The profession needs and values both physical therapists (PTs) and physical therapist assistants (PTAs). Both roles are important in assuring access to physical therapy services and in providing physical therapy interventions that allow clinicians to work at the "top of their license." Traditionally, PTAs remain with their first career choice within the field of physical therapy and follow career paths leading them toward advanced knowledge and skill in clinical work, education, management and administration, and other areas of interest and may even seek APTA's Recognition of Advanced Proficiency.
However, approximately 10% of PTAs decide to continue or resume their education to become physical therapists. The professional doctoral program prepares the student to provide all aspects of patient management, not just interventions, and to take leadership and professional roles in patient care, research, and education. Often, the physical therapist student will continue their education after graduation through residency and perhaps even fellowship training.
Individuals who are seeking a career in physical therapy should not consider PTA a "stepping stone" to a physical therapist career for a variety of reasons that will be explained here. Additionally, PTAs who are considering a change from PTA to PT may benefit from the information that follows.
For the PTA that is interested in pursuing a physical therapist professional education, there is only one "bridge" educational program that formally incorporates the PTA's knowledge, skills, and experience into the curriculum - the University of Findlay in Ohio.
"Bridge" programs were developed when the PT degree was at the undergraduate or baccalaureate degree (4 years) level, which allowed the few bridge programs to utilize some of the undergraduate PTA courses toward the physical therapist degree. University rules prohibit graduate programs, like our current DPT programs, from accepting undergraduate work toward graduate credits. Some PTA and general education course credits may fulfill prerequisites for PT programs; however, they must typically be less than 7-10 years old. PTAs who wish to transition to a PT education program may need to complete additional course prerequisites, such as advanced biology, chemistry, physics, psychology, math, and/or electives. Most PT programs require applicants to have a bachelor's degree and take the Graduate Record Examination (GRE).

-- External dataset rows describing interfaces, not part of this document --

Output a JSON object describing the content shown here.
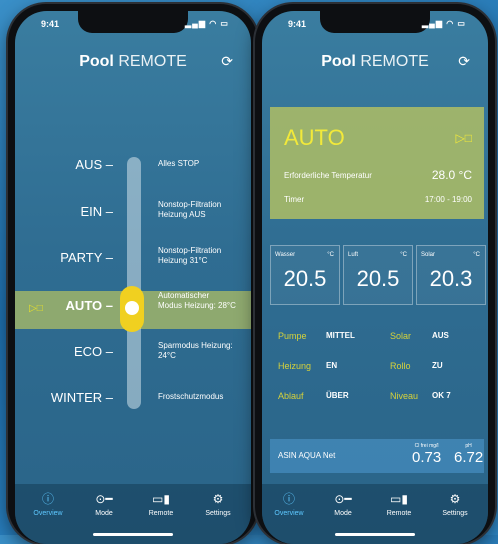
{
  "left": {
    "status_time": "9:41",
    "title_bold": "Pool",
    "title_light": "REMOTE",
    "modes": [
      {
        "label": "AUS",
        "desc1": "Alles STOP",
        "desc2": ""
      },
      {
        "label": "EIN",
        "desc1": "Nonstop-Filtration",
        "desc2": "Heizung AUS"
      },
      {
        "label": "PARTY",
        "desc1": "Nonstop-Filtration",
        "desc2": "Heizung 31°C"
      },
      {
        "label": "AUTO",
        "desc1": "Automatischer",
        "desc2": "Modus Heizung: 28°C"
      },
      {
        "label": "ECO",
        "desc1": "Sparmodus Heizung:",
        "desc2": "24°C"
      },
      {
        "label": "WINTER",
        "desc1": "Frostschutzmodus",
        "desc2": ""
      }
    ],
    "play_stop": "▷□",
    "tabs": [
      {
        "label": "Overview",
        "icon": "i"
      },
      {
        "label": "Mode",
        "icon": "toggle"
      },
      {
        "label": "Remote",
        "icon": "remote"
      },
      {
        "label": "Settings",
        "icon": "gear"
      }
    ]
  },
  "right": {
    "status_time": "9:41",
    "title_bold": "Pool",
    "title_light": "REMOTE",
    "mode": "AUTO",
    "play_stop": "▷□",
    "required_temp_label": "Erforderliche Temperatur",
    "required_temp_value": "28.0 °C",
    "timer_label": "Timer",
    "timer_value": "17:00 - 19:00",
    "temps": [
      {
        "label": "Wasser",
        "unit": "°C",
        "value": "20.5"
      },
      {
        "label": "Luft",
        "unit": "°C",
        "value": "20.5"
      },
      {
        "label": "Solar",
        "unit": "°C",
        "value": "20.3"
      }
    ],
    "status": [
      {
        "k1": "Pumpe",
        "v1": "MITTEL",
        "k2": "Solar",
        "v2": "AUS"
      },
      {
        "k1": "Heizung",
        "v1": "EN",
        "k2": "Rollo",
        "v2": "ZU"
      },
      {
        "k1": "Ablauf",
        "v1": "ÜBER",
        "k2": "Niveau",
        "v2": "OK 7"
      }
    ],
    "asin_name": "ASIN AQUA Net",
    "asin_m1_unit": "Cl frei mg/l",
    "asin_m1_value": "0.73",
    "asin_m2_unit": "pH",
    "asin_m2_value": "6.72",
    "tabs": [
      {
        "label": "Overview",
        "icon": "i"
      },
      {
        "label": "Mode",
        "icon": "toggle"
      },
      {
        "label": "Remote",
        "icon": "remote"
      },
      {
        "label": "Settings",
        "icon": "gear"
      }
    ]
  },
  "colors": {
    "accent_yellow": "#f2e93a",
    "active_tab": "#5ec8ff",
    "highlight_green": "#afbe64"
  }
}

PT students who were formerly PTAs report that the knowledge, skills, and experiences obtained while working as a PTA contribute greatly to their learning and that they experience many "aha moments" as they understand more fully why the interventions provided in the past were selected and effective in treating the patient. Although PTAs may easily meet the PT observation hours required by PT programs and have related expertise, it is possible they will also need to complete other volunteer (unpaid) PT observation hours or seek experience in a different clinical setting to be eligible for consideration in the admissions process. Not all PT programs require observation hours and admission requirements vary. All applicants to PT education programs should carefully review each program's requirements before applying.
BS Completion Degrees
A growing number of colleges and community colleges with PTA programs are developing articulation agreements with baccalaureate degree programs within their institution or with other colleges/universities that lead to health-related bachelor degrees. These programs offer PTAs the opportunity to gain advanced knowledge in areas within (eg, geriatrics) or related to physical therapy (eg, business administration, education) and/or prepare the PTA to apply to a graduate program in physical therapy. View list of those programs. Other trends in physical therapist education include an online component of the curriculum and weekend programs.
The first step in shifting from a PTA career path to a PT career path is selecting one or more DPT programs of interest. Research the admission requirements for each program and complete the entire admissions process. Visit the CAPTE and the Physical Therapist Centralized Application Service (PTCAS) websites for more information.
Please note: APTA does not promote or deter the development of PTA to PT bridge programs with colleges and universities, or the development of traditional PTA or PT education programs. Traditional and bridge PTA programs in the US pursuing accreditation must meet the standards established by The Commission on Accreditation in Physical Therapy Education (CAPTE).
For questions or additional information, contact the PTA Services Department at PTA@apta.org.